In the opening line of William Blake’s poem Auguries of Innocence written in about 1803, “To see a world in a grain of sand”, and in the poetic words that follow, he made a prophetic judgement through a collection of conflicting circumstances of the fragile beauty and delicate balance in the natural world.
In a series of paradoxes, the poem sees how innocence and corruption can be intertwined. Today, humanity is facing the existential crisis of climate change, its very existence challenged. Could William Blake’s vision about a grain of sand come to the rescue?
Toward a sand battery
Sand is made of silicon dioxide (SiO2) which is comprised of two of the most abundant elements on Earth — and there is plenty of it. The estimated number of grains in all the deserts and beaches in the world is around seven quintillion, that’s 7⨯1018. With the weight of an average grain of 10 mg, this equates to around 70 gigatons. We also know it is a thermally very stable up to around 1000 °C, an excellent thermal insulator, and has a very high heat capacity.
Two young entrepreneurial Finnish engineers in their graduate thesis research studies realized that sand might just provide an ideal medium in which to safely store and retrieve vast amounts of energy in the form of high temperature heat.
The story goes that they were inspired by a classic quote from Canadian-born, world-renowned energy storage expert, Donald R. Sadoway, who is the John F. Elliott Professor of materials chemistry at the Massachusetts Institute of Technology (MIT), who said, “If you want to make something dirt-cheap, make it out of dirt. Preferably dirt that’s locally sourced.”
So, the vision of a “sand battery” was born, where for example electricity from solar or wind energy is stored in the form of heat, which can be recovered either as useable heat or converted back to electrical energy. The architecture of the sand battery is an arrangement of pipes embedded within the sand, which transports energy into and out of storage. Long-term containment of stored thermal energy with minimal heat losses for as long as months is ensured through appropriate insulation between the storage and environment. Scales of tens to thousands of cubic meters of heat storage capacity can be located underground making the system space-efficient and location-flexible.
A detailed COMSOL Multiphysics software-based 3D transient heat transport modeling study with real-world input and output data was used to validate and demonstrate their idea. The results confirmed the potential of the “sand battery” at low cost for a variety of renewable and non-renewable sources of electrical and heat energy, and its ability to provide stored thermal power on demand to small-scale distributed buildings and industries, as well as large-scale localized district heating systems.
Since then, the Finnish team has founded a spin-off company named, Polar Night Energy. The laboratory science was transformed into a laboratory prototype, and very recently, the application of the first commercial sand battery operating at the Vatajankoski power plant. It has 100 kW heating power and 8 MWh capacity and will deliver heat for Vatajankoski’s district heating network in Kankaanpää, Finland.

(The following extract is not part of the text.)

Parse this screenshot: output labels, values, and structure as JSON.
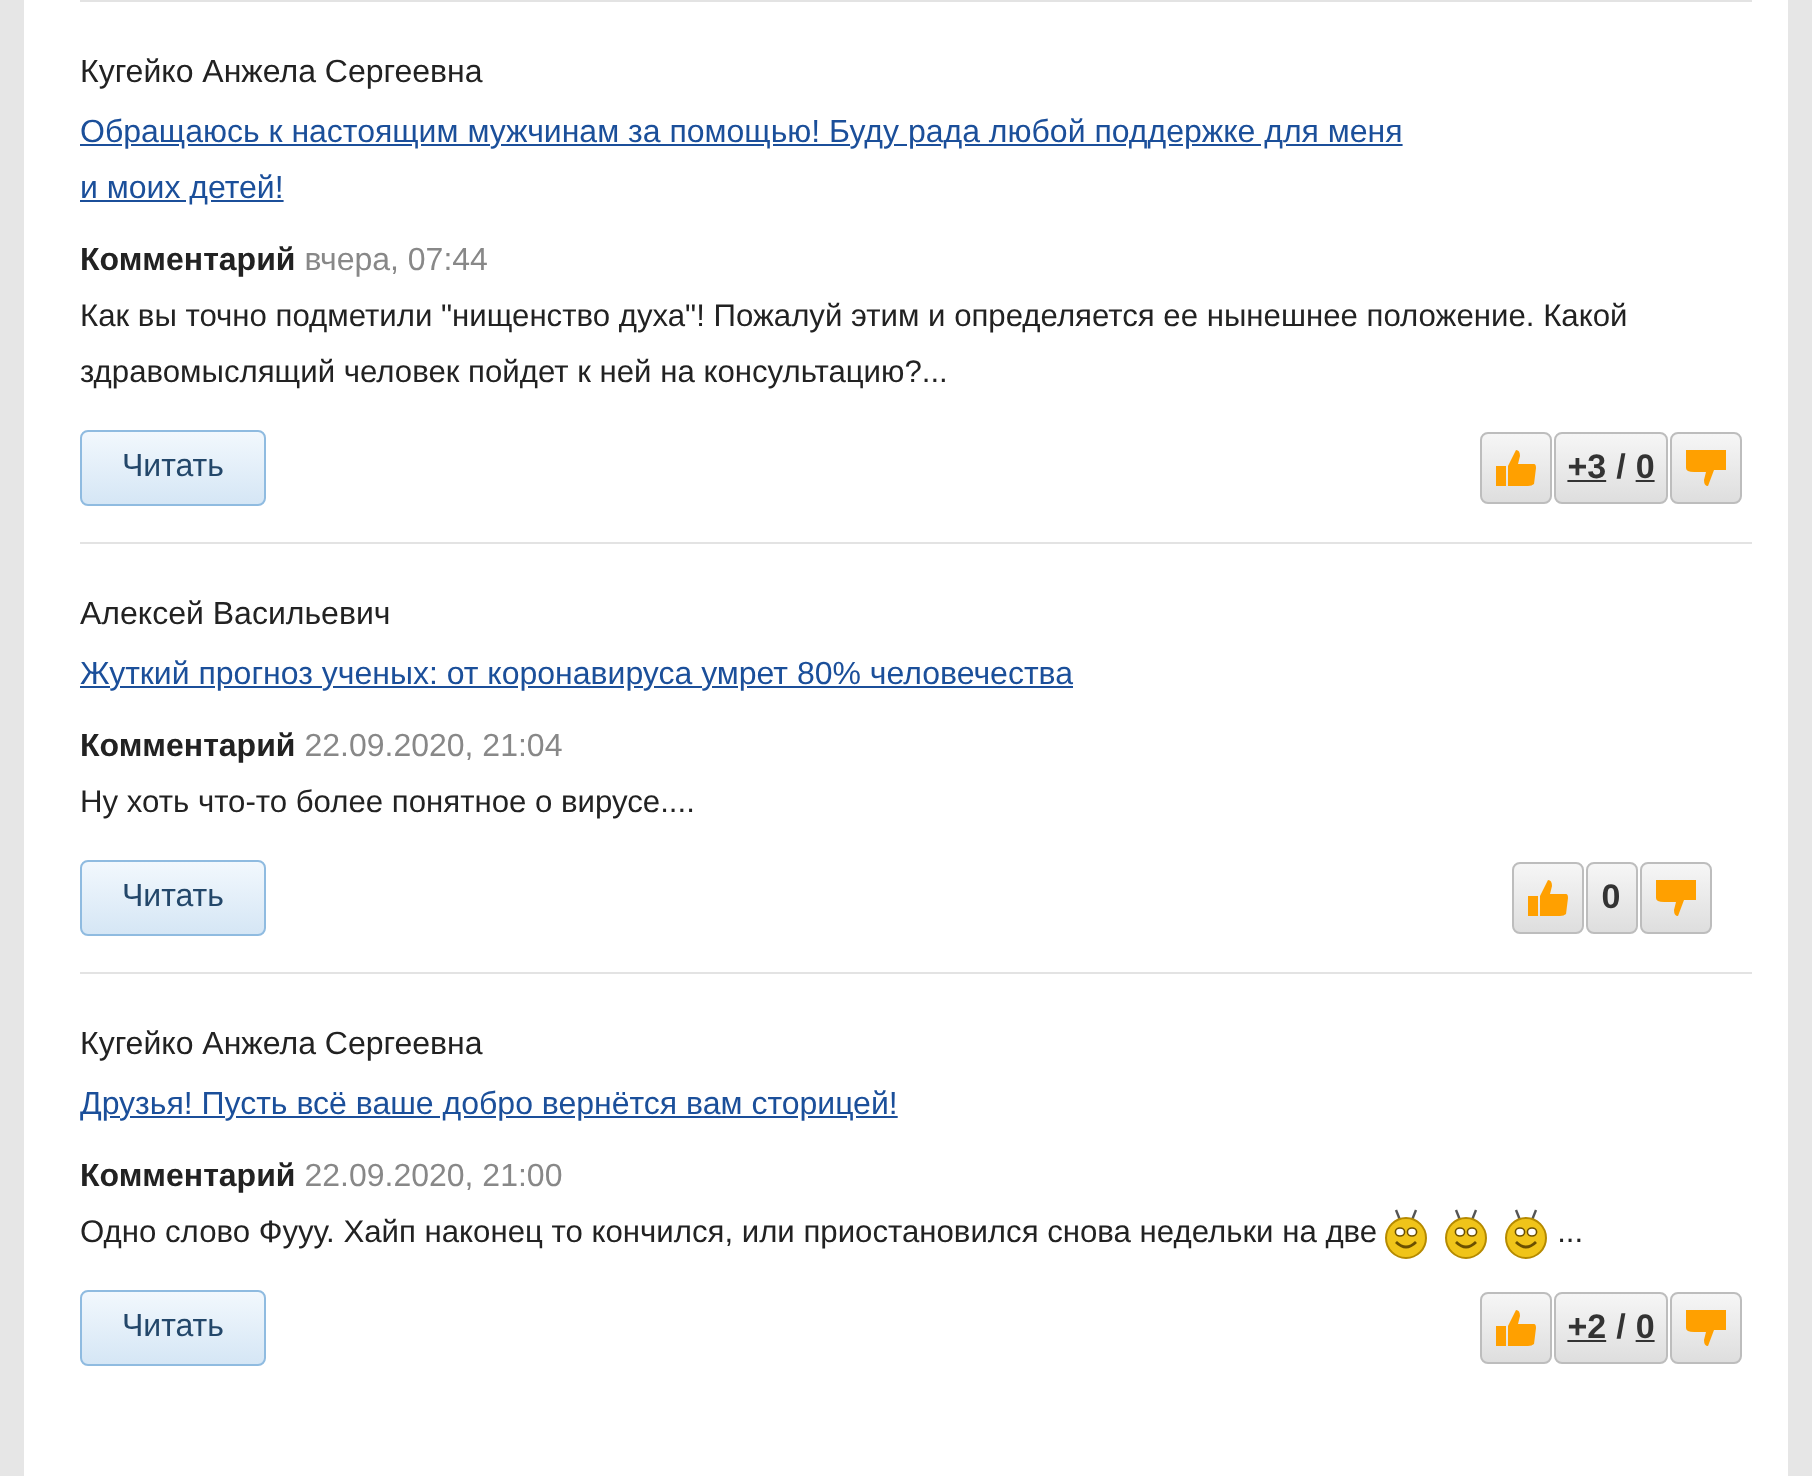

In addition, a 3 MWh test pilot is connected to a local district heating grid in Hiedanranta, Tampere, to provide heat for a few buildings, the objective being to test, validate, and optimize the heat storage system, where notably the sourced energy is obtained partly from a 100-square-meter solar panel array and partly from the electric grid.
The “sand battery” has been touted as a “dirt cheap” large-scale low-emission energy storage technology. Perfect for a country like Finland with 24/7 cold and dark days for half the year, keeping houses and cottages cosey, apartment buildings toasty, industries functioning, and cities energized.
The performance metrics of this high-temperature, large-scale heat storage system is truly impressive. The operating temperatures are in the range of 600–1000 °C, and the reported power up to 100 MW, capacity up to 20 GWh, efficiency as high as 99%, cycle times from hours to months, and life span of tens of years. The investment cost is less than 10 euros per kWh of storage capacity, health and safety advantages of no poisonous or hazardous materials, and minimal emissions, and minimal operating costs, with no consumables, and furthermore, it is fully automated.
Together these attributes endow this innovative thermal energy storage system with specific advantages, tailored to the requirements of a variety of green energy companies, industries, homes, and buildings.
Image credit: Falkenpost on Pixabay